Gaston Carrière, “LAGIER, LUCIEN-ANTOINE,” in Dictionary of Canadian Biography, vol. 10, University of Toronto/Université Laval, 2003–, accessed April 28, 2017, http://www.biographi.ca/en/bio/lagier_lucien_antoine_10E.html.

The citation above shows the format for footnotes and endnotes according to the Chicago manual of style (16th edition). Information to be used in other citation formats:

Permalink: http://www.biographi.ca/en/bio/lagier_lucien_antoine_10E.html
Author of Article: Gaston Carrière
Title of Article: LAGIER, LUCIEN-ANTOINE
Publication Name: Dictionary of Canadian Biography, vol. 10
Publisher: University of Toronto/Université Laval
Year of publication: 1972

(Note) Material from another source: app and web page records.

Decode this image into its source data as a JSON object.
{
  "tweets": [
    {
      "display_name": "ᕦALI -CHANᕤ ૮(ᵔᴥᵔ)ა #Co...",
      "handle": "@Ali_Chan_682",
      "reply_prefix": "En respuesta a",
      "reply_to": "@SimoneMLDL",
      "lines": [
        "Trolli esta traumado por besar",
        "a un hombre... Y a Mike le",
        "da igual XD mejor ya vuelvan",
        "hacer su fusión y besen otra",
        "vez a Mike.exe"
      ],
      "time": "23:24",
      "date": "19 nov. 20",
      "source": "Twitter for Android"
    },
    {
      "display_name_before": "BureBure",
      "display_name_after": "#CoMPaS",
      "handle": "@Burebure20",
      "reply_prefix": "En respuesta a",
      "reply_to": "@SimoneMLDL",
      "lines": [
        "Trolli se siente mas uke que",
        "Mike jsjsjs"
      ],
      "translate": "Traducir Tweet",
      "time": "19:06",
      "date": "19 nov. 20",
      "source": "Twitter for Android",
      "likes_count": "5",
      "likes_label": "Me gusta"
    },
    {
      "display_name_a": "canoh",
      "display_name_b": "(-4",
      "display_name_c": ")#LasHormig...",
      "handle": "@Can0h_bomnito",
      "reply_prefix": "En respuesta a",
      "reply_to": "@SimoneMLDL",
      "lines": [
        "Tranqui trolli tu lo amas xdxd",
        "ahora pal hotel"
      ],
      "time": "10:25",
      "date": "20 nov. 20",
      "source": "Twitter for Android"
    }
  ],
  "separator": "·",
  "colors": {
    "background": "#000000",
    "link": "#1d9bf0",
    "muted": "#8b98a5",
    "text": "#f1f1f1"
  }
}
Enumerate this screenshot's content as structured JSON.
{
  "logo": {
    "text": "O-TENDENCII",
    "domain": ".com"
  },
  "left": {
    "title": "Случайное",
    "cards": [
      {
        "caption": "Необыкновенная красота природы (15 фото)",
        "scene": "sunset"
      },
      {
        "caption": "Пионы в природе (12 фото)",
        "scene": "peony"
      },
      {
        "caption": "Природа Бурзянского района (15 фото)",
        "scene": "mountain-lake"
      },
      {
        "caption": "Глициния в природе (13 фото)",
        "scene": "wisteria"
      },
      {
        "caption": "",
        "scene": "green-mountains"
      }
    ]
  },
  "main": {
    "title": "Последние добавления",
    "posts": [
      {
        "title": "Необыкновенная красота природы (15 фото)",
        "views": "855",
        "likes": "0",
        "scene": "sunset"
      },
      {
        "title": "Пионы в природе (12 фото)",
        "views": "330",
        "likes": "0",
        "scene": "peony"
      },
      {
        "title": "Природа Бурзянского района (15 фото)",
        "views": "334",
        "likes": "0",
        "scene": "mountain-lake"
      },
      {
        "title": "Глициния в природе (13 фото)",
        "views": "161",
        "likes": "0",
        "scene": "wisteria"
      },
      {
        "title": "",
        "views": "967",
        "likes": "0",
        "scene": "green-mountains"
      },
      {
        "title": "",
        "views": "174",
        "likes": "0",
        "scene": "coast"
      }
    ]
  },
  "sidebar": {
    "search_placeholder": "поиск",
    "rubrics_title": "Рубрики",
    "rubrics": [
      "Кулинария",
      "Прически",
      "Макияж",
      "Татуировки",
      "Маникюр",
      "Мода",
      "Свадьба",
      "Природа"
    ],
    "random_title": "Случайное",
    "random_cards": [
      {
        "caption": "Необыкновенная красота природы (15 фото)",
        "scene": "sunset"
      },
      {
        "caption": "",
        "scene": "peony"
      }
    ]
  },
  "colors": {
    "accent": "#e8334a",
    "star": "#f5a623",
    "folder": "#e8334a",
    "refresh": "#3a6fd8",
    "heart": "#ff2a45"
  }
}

Year of revision: 1972
Access Date: April 28, 2017